- Hoekstra, Jarich (2001). "12. Standard West Frisian". In Munske, Horst Haider; Århammar, Hans. Handbook of Frisian studies. Tübingen: Max Niemeyer Verlag GmbH. pp. 83–98. ISBN 3-484-73048-X. Retrieved 30 March 2017.
- Hoekstra, Jarich; Tiersma, Peter Meijes (2013) [First published 1994]. "16 Frisian". In König, Ekkehard; van der Auwera, Johan. The Germanic Languages. Routledge. pp. 505–531. ISBN 0-415-05768-X. Retrieved 30 March 2017.
- Hof, Jan Jelles (1933). Friesche Dialectgeographie (PDF) (in Dutch). The Hague: Martinus Nijhoff. Archived (PDF) from the original on 7 October 2016. Retrieved 30 March 2017.
- Keil, Benjamin (2003). "Frisian phonology" (PDF). Los Angeles: UCLA Department of Linguistics. Archived (PDF) from the original on 4 March 2016. Retrieved 30 March 2017.
- Sipma, Pieter (1913). Phonology & grammar of modern West Frisian. London: Oxford University Press. Retrieved 30 March 2017.
- Tiersma, Peter Meijes (1999) [First published 1985 in Dordrecht by Foris Publications]. Frisian Reference Grammar (2nd ed.). Leeuwarden: Fryske Akademy. ISBN 90-6171-886-4.

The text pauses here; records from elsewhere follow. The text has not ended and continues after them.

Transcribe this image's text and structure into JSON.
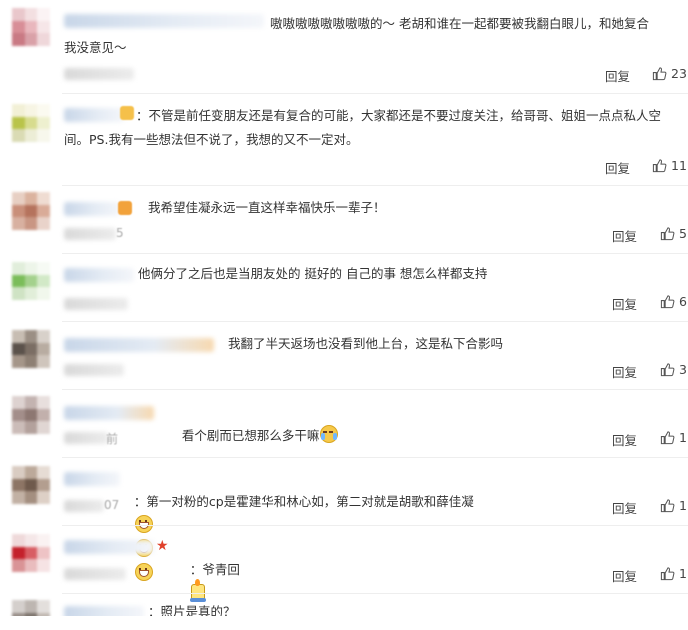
{
  "reply_label": "回复",
  "comments": [
    {
      "text_lines": [
        "嗷嗷嗷嗷嗷嗷嗷嗷的～ 老胡和谁在一起都要被我翻白眼儿，和她复合",
        "我没意见～"
      ],
      "likes": "23",
      "time_fragment": ""
    },
    {
      "text_lines": [
        "：不管是前任变朋友还是有复合的可能，大家都还是不要过度关注，给哥哥、姐姐一点点私人空",
        "间。PS.我有一些想法但不说了，我想的又不一定对。"
      ],
      "likes": "11",
      "time_fragment": ""
    },
    {
      "text_lines": [
        "我希望佳凝永远一直这样幸福快乐一辈子！"
      ],
      "likes": "5",
      "time_fragment": "5"
    },
    {
      "text_lines": [
        "他俩分了之后也是当朋友处的 挺好的 自己的事 想怎么样都支持"
      ],
      "likes": "6",
      "time_fragment": ""
    },
    {
      "text_lines": [
        "我翻了半天返场也没看到他上台，这是私下合影吗"
      ],
      "likes": "3",
      "time_fragment": ""
    },
    {
      "text_lines": [
        "看个剧而已想那么多干嘛"
      ],
      "likes": "1",
      "time_fragment": "前"
    },
    {
      "text_lines": [
        "：第一对粉的cp是霍建华和林心如，第二对就是胡歌和薛佳凝"
      ],
      "likes": "1",
      "time_fragment": "07"
    },
    {
      "text_lines": [
        "：爷青回"
      ],
      "likes": "1",
      "time_fragment": ""
    },
    {
      "text_lines": [
        "：照片是真的？"
      ],
      "likes": "",
      "time_fragment": ""
    }
  ],
  "colors": {
    "text": "#333333",
    "secondary": "#444444",
    "divider": "#eeeeee",
    "name_blur": "#c8d6e8"
  },
  "icons": {
    "like": "thumbs-up-icon",
    "emoji_grin": "grin-emoji-icon",
    "emoji_cry": "laugh-cry-emoji-icon",
    "emoji_candle": "candle-emoji-icon"
  }
}
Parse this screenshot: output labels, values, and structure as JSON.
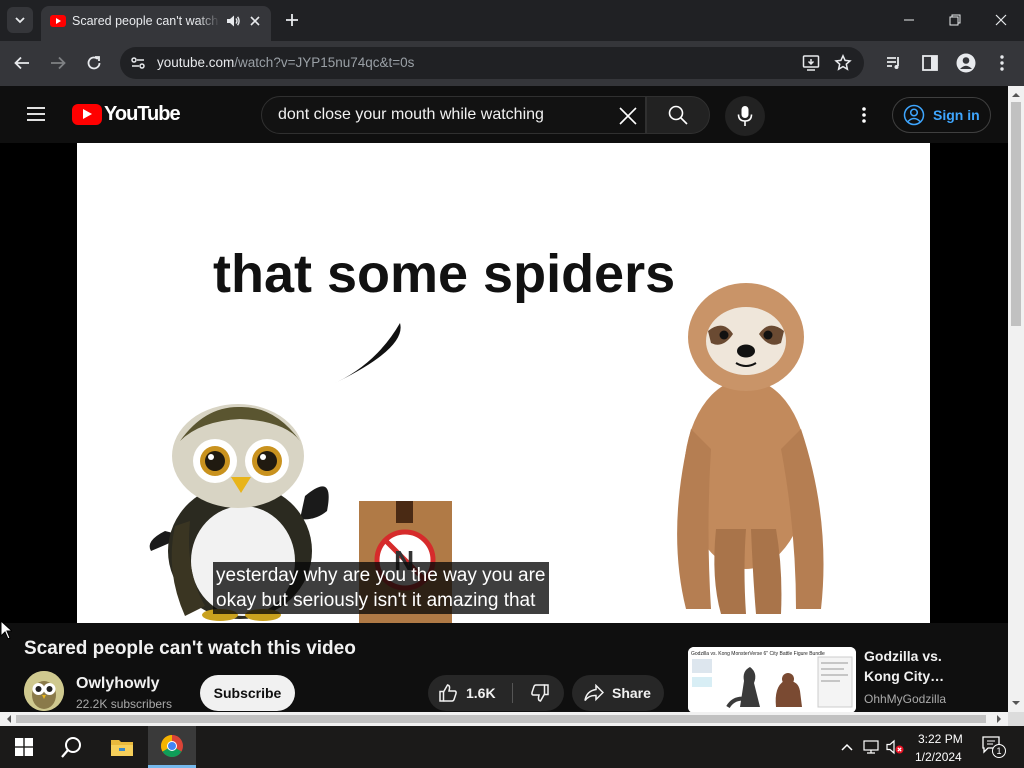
{
  "browser": {
    "tab_title": "Scared people can't watch this video",
    "url_host": "youtube.com",
    "url_path": "/watch?v=JYP15nu74qc&t=0s"
  },
  "youtube": {
    "logo_text": "YouTube",
    "search_query": "dont close your mouth while watching",
    "sign_in_label": "Sign in"
  },
  "video": {
    "on_screen_text": "that some spiders",
    "box_label": "N",
    "subtitles": [
      "yesterday why are you the way you are",
      "okay but seriously isn't it amazing that"
    ],
    "title": "Scared people can't watch this video",
    "channel_name": "Owlyhowly",
    "subscriber_count": "22.2K subscribers",
    "subscribe_label": "Subscribe",
    "like_count": "1.6K",
    "share_label": "Share"
  },
  "recommendation": {
    "title": "Godzilla vs. Kong City…",
    "channel": "OhhMyGodzilla",
    "thumb_caption": "Godzilla vs. Kong MonsterVerse 6\" City Battle Figure Bundle"
  },
  "taskbar": {
    "time": "3:22 PM",
    "date": "1/2/2024",
    "notification_count": "1"
  },
  "colors": {
    "youtube_red": "#ff0000",
    "link_blue": "#3ea6ff",
    "page_bg": "#0f0f0f"
  }
}
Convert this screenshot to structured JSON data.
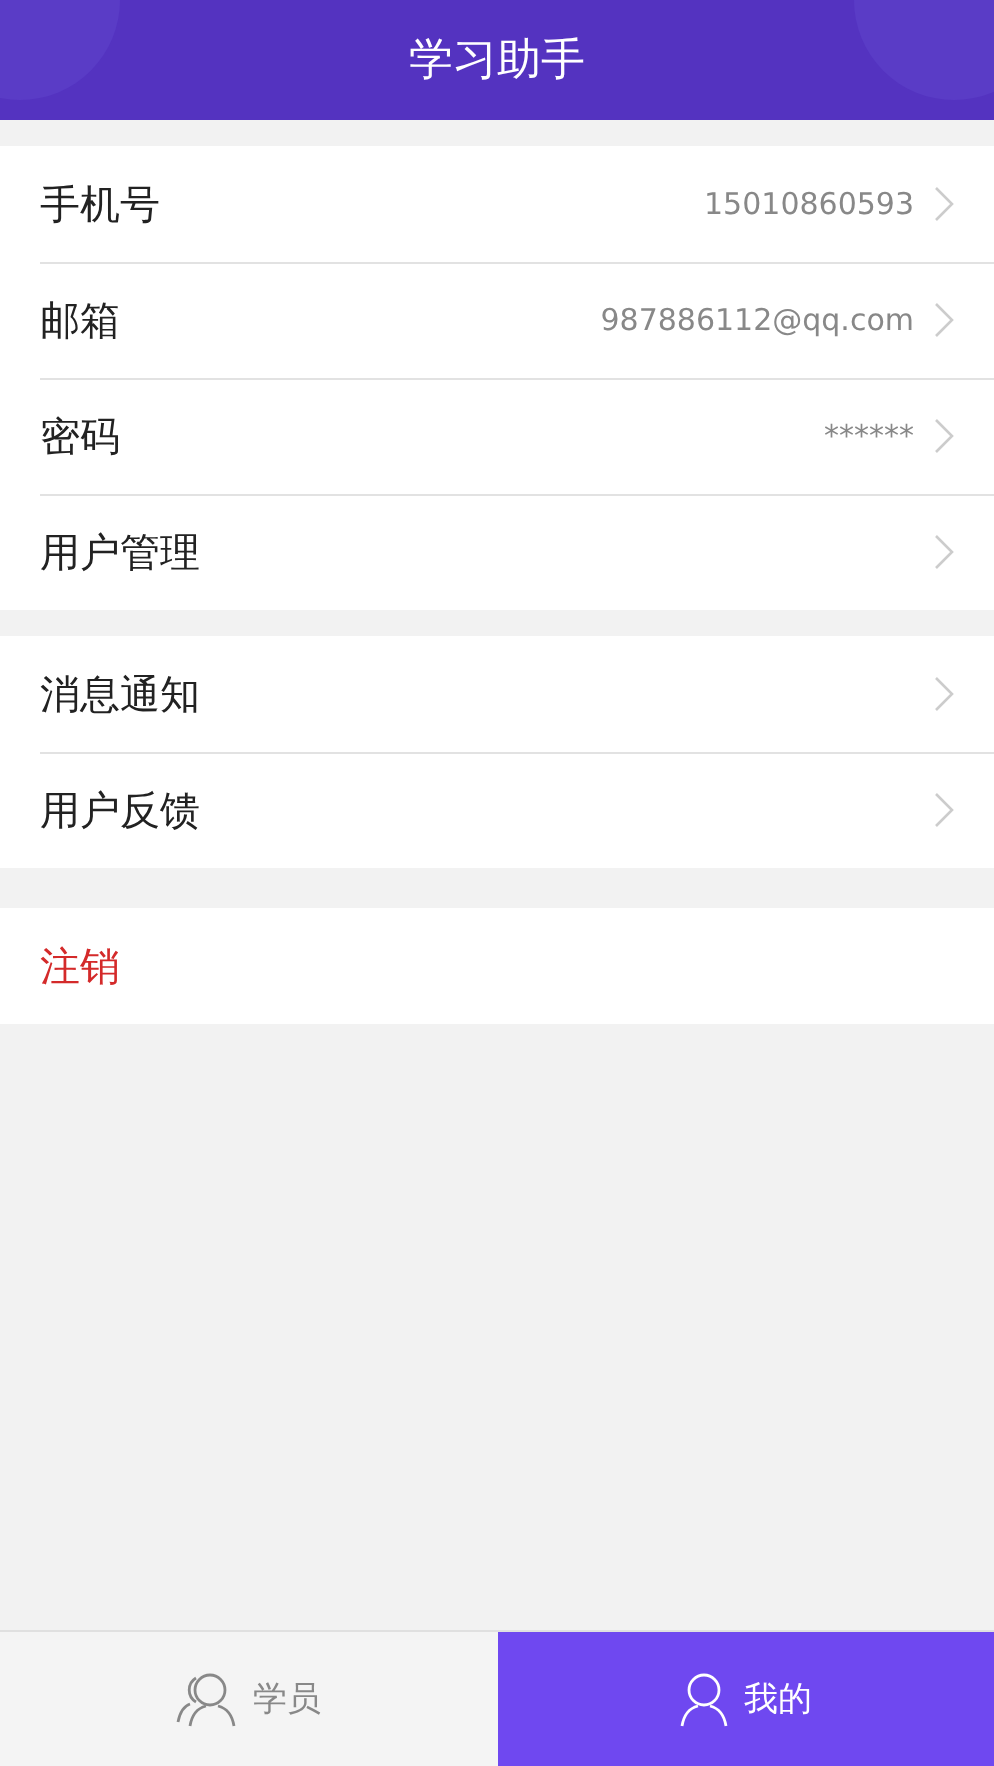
{
  "header": {
    "title": "学习助手"
  },
  "groups": [
    {
      "items": [
        {
          "kind": "link",
          "label": "手机号",
          "value": "15010860593"
        },
        {
          "kind": "link",
          "label": "邮箱",
          "value": "987886112@qq.com"
        },
        {
          "kind": "link",
          "label": "密码",
          "value": "******"
        },
        {
          "kind": "link",
          "label": "用户管理"
        }
      ]
    },
    {
      "items": [
        {
          "kind": "link",
          "label": "消息通知"
        },
        {
          "kind": "link",
          "label": "用户反馈"
        }
      ]
    },
    {
      "items": [
        {
          "kind": "danger",
          "label": "注销"
        }
      ]
    }
  ],
  "tabs": [
    {
      "label": "学员",
      "kind": "group",
      "selected": false
    },
    {
      "label": "我的",
      "kind": "person",
      "selected": true
    }
  ]
}
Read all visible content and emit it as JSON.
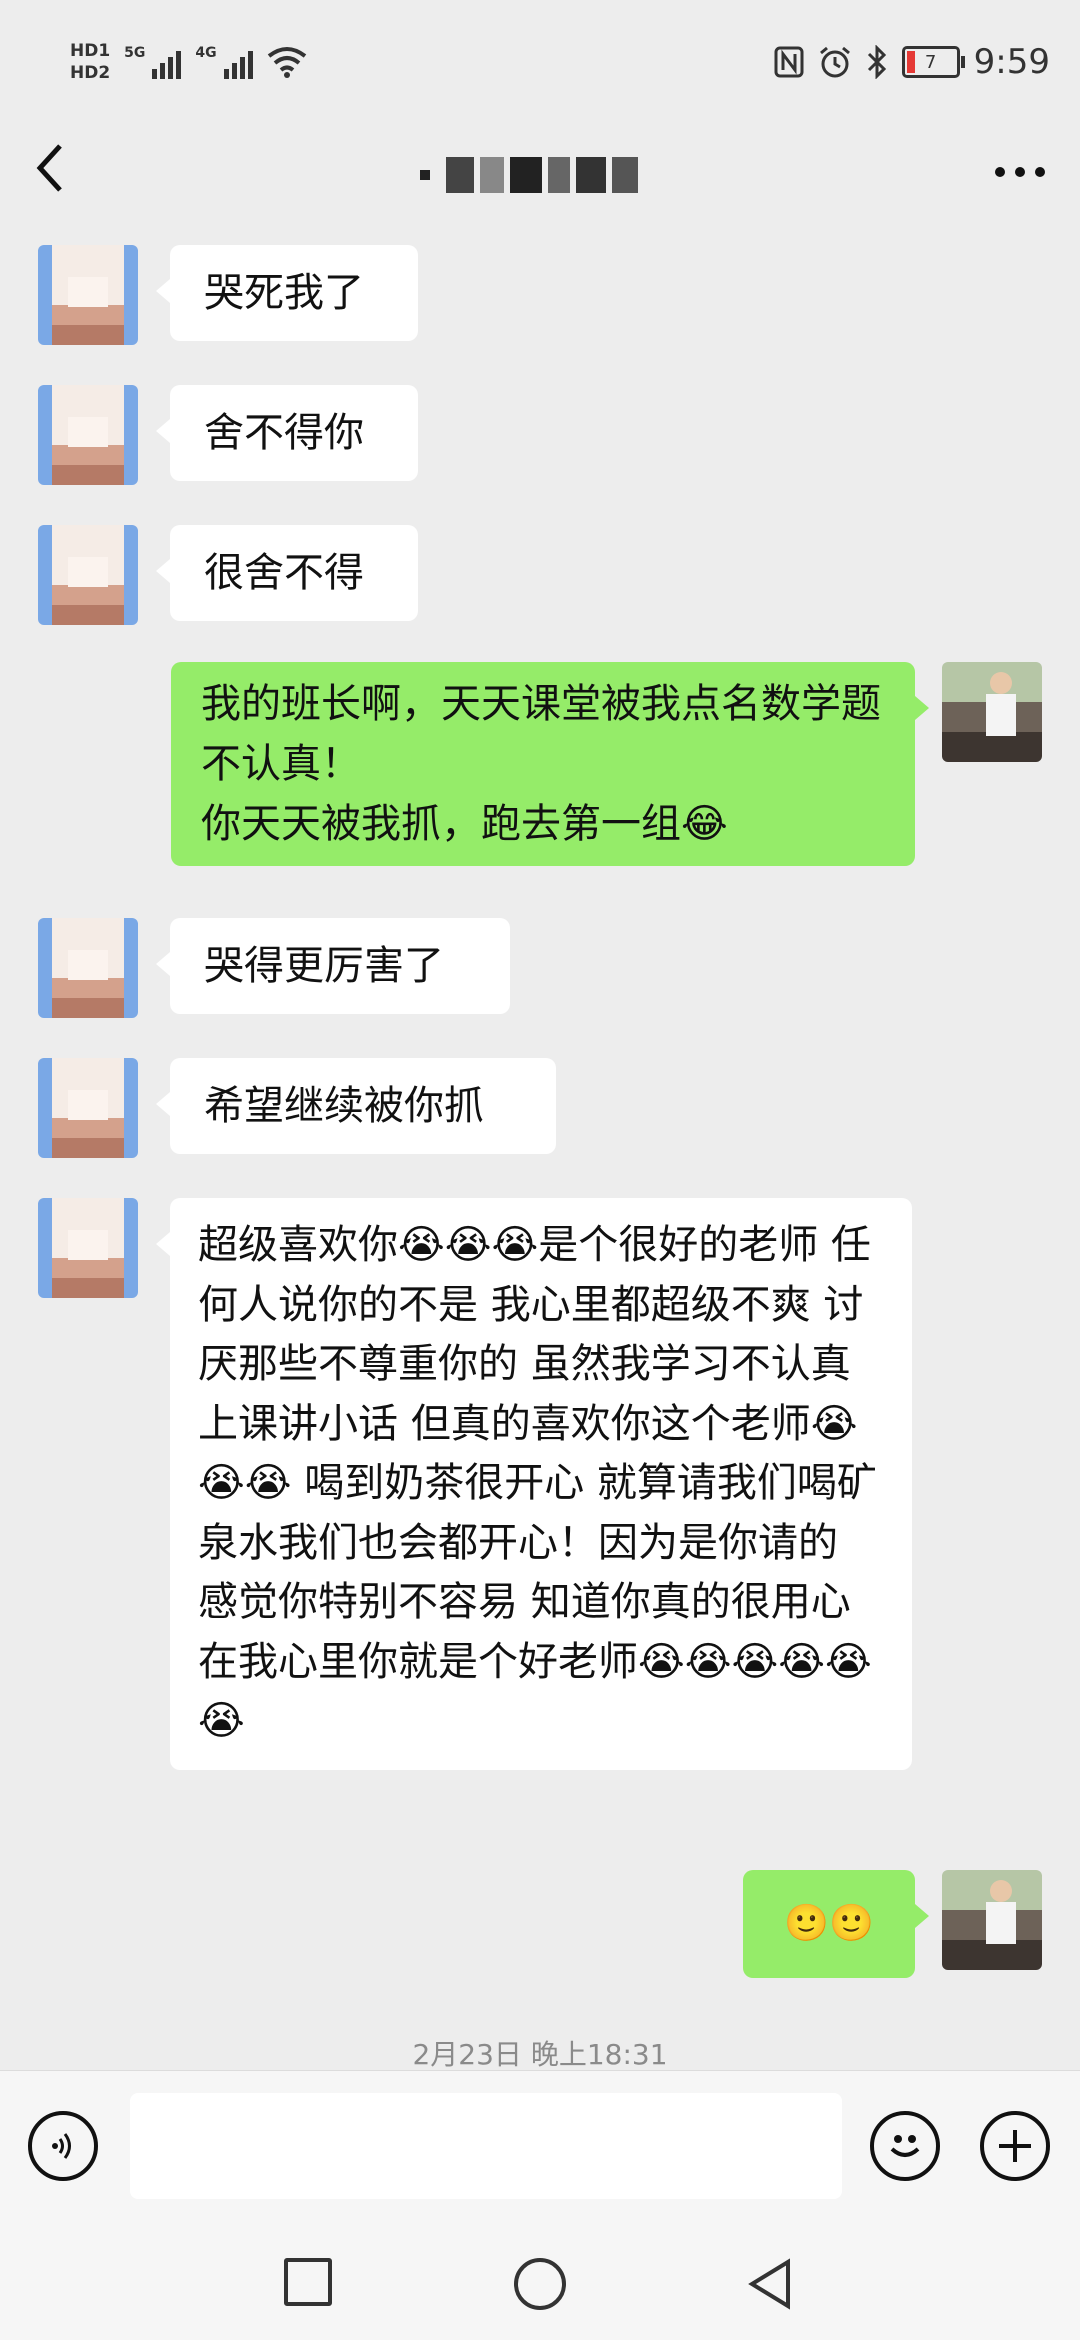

- van der Veen, Klaas F. (2001). "13. West Frisian Dialectology and Dialects". In Munske, Horst Haider; Århammar, Hans. Handbook of Frisian studies. Tübingen: Max Niemeyer Verlag GmbH. pp. 98–116. ISBN 3-484-73048-X. Retrieved 30 March 2017.
- Visser, Willem (1997). The Syllable in Frisian (PDF) (PhD). Leiden: Holland Institute of Generative Linguistics. ISBN 90-5569-030-9. Archived (PDF) from the original on 4 March 2016. Retrieved 30 March 2017.
- Cohen, Antonie; Ebeling, Carl L.; Fokkema, Klaas; van Holk, André G.F. (1978) [First published 1961]. Fonologie van het Nederlands en het Fries: inleiding tot de moderne klankleer (in Dutch) (2nd ed.). The Hague: Martinus Nijhoff.
- Fokkema, Klaas (1961). "Consonantgroepen in de Zuidwesthoek van Friesland". In Heeroma, Klaas Hanzen; Fokkema, Klaas. Structuurgeografie (in Dutch). Amsterdam: Noord-Hollandsche Uitg. Mij. pp. 16–26.
- Heeringa, Wilbert (2005). "Dialect variation in and around Frisia: classification and relationships" (PDF). Us Wurk, tydskrift foar Frisistyk. 3–4: 125–167. Archived from the original (PDF) on 4 March 2016. Retrieved 30 March 2017.
- Tiersma, Peter Meijes (1983). "The nature of phonological representation: evidence from breaking in Frisian". Journal of Linguistics. 10: 59–78. JSTOR 4175665.